Does a spring pour forth from the same opening both fresh and brackish water? (3:11) Of course not!
And neither will our mouths spew forth sewage. Because if we really believe in our glorious Lord Jesus Christ (2:1), if our religion is true, than our hearts have been changed. The bridle on our tongue is the Lordship of Christ. It will God’s will that pilots the ship of our life. Our tongues are set on fire – not by hell, but by the tongues of flame of the Holy Spirit – the same Holy Spirit which will be like a river of fresh water coming out of our hearts (John 7:38) and through our lips.
If you find that your tongue has gotten you in trouble, or keeps getting you in trouble, examine what is in your heart.
If you are prone to criticism or question others or often get into arguments, it could be that there’s arrogance in your heart. A friend of mine admitted, “When you’re right, you don’t think you have to let folk off the hook.” I often “know I’m right” and therefore think I have to make that point or have the last word.
If you are quick to speak and slow to listen or if you find people have to interrupt you just to get a word in edgewise, maybe there’s selfishness in your heart.
If you find yourself defensive and quickly lashing out at people maybe what’s in your heart is hurt. Or guilt. Or unforgiveness.

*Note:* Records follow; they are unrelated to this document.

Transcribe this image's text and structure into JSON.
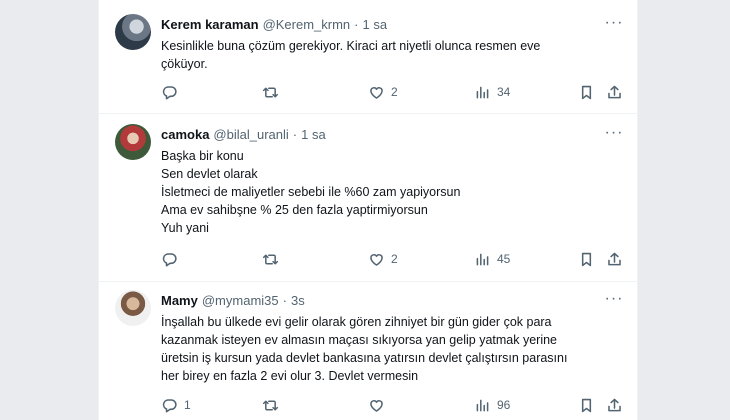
{
  "tweets": [
    {
      "name": "Kerem karaman",
      "handle": "@Kerem_krmn",
      "dot": "·",
      "time": "1 sa",
      "lines": [
        "Kesinlikle buna çözüm gerekiyor. Kiraci art niyetli olunca resmen eve",
        "çöküyor."
      ],
      "replies": "",
      "retweets": "",
      "likes": "2",
      "views": "34"
    },
    {
      "name": "camoka",
      "handle": "@bilal_uranli",
      "dot": "·",
      "time": "1 sa",
      "lines": [
        "Başka bir konu",
        "Sen devlet olarak",
        "İsletmeci de maliyetler sebebi ile %60 zam yapiyorsun",
        "Ama ev sahibşne % 25 den fazla yaptirmiyorsun",
        "Yuh yani"
      ],
      "replies": "",
      "retweets": "",
      "likes": "2",
      "views": "45"
    },
    {
      "name": "Mamy",
      "handle": "@mymami35",
      "dot": "·",
      "time": "3s",
      "lines": [
        "İnşallah bu ülkede evi gelir olarak gören zihniyet bir gün gider çok para",
        "kazanmak isteyen ev almasın maçası sıkıyorsa yan gelip yatmak yerine",
        "üretsin iş kursun yada devlet bankasına yatırsın devlet çalıştırsın parasını",
        "her birey en fazla 2 evi olur 3. Devlet vermesin"
      ],
      "replies": "1",
      "retweets": "",
      "likes": "",
      "views": "96"
    }
  ],
  "icons": {
    "more": "more-horizontal-icon",
    "reply": "reply-icon",
    "retweet": "retweet-icon",
    "like": "heart-icon",
    "views": "views-chart-icon",
    "bookmark": "bookmark-icon",
    "share": "share-icon"
  },
  "colors": {
    "text": "#0f1419",
    "muted": "#536471",
    "border": "#eff3f4",
    "background": "#ffffff",
    "page_background": "#e9ebee"
  }
}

If you’re complaining a lot, maybe it’s bitterness.
What we say and how we say it reflects what’s in our hearts. And if true religion includes being aware of condition of your heart, then one of most religious things we can do is watching what we say – which means both being careful about how we speak, and paying attention to how we speak so that Lord can change or heal or expand our hearts as need be.

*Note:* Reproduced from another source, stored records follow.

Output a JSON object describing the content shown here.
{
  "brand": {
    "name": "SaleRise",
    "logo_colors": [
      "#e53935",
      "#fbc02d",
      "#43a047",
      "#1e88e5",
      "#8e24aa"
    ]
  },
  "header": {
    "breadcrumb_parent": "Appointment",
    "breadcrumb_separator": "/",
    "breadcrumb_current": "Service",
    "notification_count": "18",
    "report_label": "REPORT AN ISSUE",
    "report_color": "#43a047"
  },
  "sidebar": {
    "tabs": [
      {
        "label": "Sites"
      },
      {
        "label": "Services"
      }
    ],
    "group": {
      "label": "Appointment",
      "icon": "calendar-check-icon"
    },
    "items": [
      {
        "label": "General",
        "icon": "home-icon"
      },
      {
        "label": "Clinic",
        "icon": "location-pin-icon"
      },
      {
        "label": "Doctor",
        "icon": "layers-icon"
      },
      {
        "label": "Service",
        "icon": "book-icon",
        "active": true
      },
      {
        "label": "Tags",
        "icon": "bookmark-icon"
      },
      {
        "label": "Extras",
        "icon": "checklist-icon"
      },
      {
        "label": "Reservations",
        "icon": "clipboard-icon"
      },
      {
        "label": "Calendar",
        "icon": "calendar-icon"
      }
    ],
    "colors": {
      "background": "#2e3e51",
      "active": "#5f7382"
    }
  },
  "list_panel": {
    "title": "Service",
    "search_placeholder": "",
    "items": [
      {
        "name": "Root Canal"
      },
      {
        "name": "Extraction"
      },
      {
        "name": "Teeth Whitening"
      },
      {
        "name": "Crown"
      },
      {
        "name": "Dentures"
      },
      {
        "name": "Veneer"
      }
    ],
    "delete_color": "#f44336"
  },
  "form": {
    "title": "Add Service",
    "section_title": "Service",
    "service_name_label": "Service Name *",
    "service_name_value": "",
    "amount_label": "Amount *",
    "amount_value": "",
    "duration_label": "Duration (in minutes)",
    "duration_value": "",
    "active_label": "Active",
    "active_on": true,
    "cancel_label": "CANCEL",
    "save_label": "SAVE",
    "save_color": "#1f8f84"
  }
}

Psalm 19 says:
Let the words of my mouth and the meditation of my heart be acceptable to you, O Lord, my rock and my redeemer.
That’s not an either-or or a both-and. It’s a one-and-the- same.
The meditations of our hearts can only be acceptable when the words of our mouths are acceptable. And the words of our mouths will only be acceptable when meditations of our hearts are acceptable.
Preachers often begin their sermons by quoting that verse in Psalm 19. But they weren’t written for preachers. They are mean for all of us. Imagine if each of us began every day by praying, “Lord, let the words of my mouth and meditations of my heart be acceptable to you today.”
Wait a minute. Don’t just imagine it. Do it today.
(Edited version of a sermon based on James 3:1-12, preached September 16, 2018).